Filter the records below for the word "here". Copy each line that holds it.
--- RECORDS TO PROCESS ---
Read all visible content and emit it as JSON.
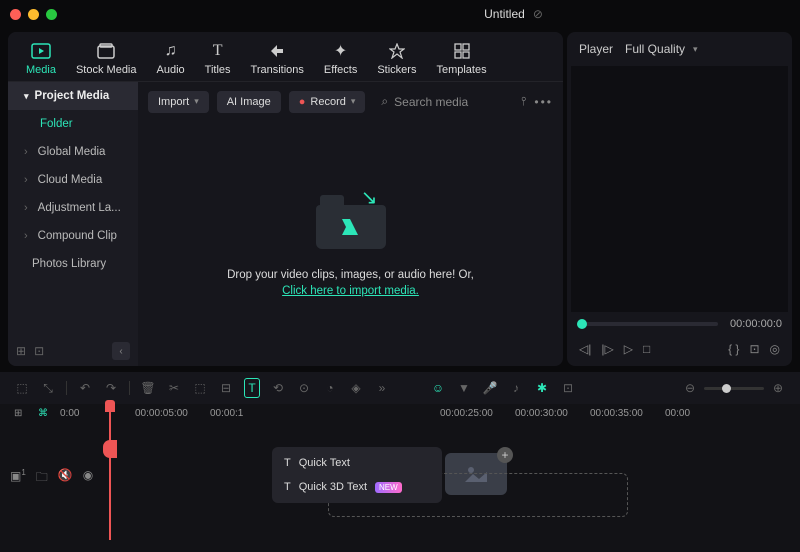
{
  "window": {
    "title": "Untitled"
  },
  "tabs": [
    {
      "id": "media",
      "label": "Media"
    },
    {
      "id": "stock",
      "label": "Stock Media"
    },
    {
      "id": "audio",
      "label": "Audio"
    },
    {
      "id": "titles",
      "label": "Titles"
    },
    {
      "id": "transitions",
      "label": "Transitions"
    },
    {
      "id": "effects",
      "label": "Effects"
    },
    {
      "id": "stickers",
      "label": "Stickers"
    },
    {
      "id": "templates",
      "label": "Templates"
    }
  ],
  "sidebar": {
    "group": "Project Media",
    "folder": "Folder",
    "items": [
      "Global Media",
      "Cloud Media",
      "Adjustment La...",
      "Compound Clip",
      "Photos Library"
    ]
  },
  "toolbar": {
    "import": "Import",
    "ai_image": "AI Image",
    "record": "Record",
    "search_placeholder": "Search media"
  },
  "dropzone": {
    "text": "Drop your video clips, images, or audio here! Or,",
    "link": "Click here to import media."
  },
  "preview": {
    "player_label": "Player",
    "quality": "Full Quality",
    "time": "00:00:00:0"
  },
  "timeline": {
    "marks": [
      "0:00",
      "00:00:05:00",
      "00:00:1",
      "00:00:25:00",
      "00:00:30:00",
      "00:00:35:00",
      "00:00"
    ],
    "dropdown": {
      "item1": "Quick Text",
      "item2": "Quick 3D Text",
      "badge": "NEW"
    }
  },
  "colors": {
    "accent": "#2ce6b8",
    "red": "#ff5f57",
    "yellow": "#febc2e",
    "green": "#28c840"
  }
}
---
§ **ANSWER SPACE**:
    "text": "Drop your video clips, images, or audio here! Or,",
    "link": "Click here to import media."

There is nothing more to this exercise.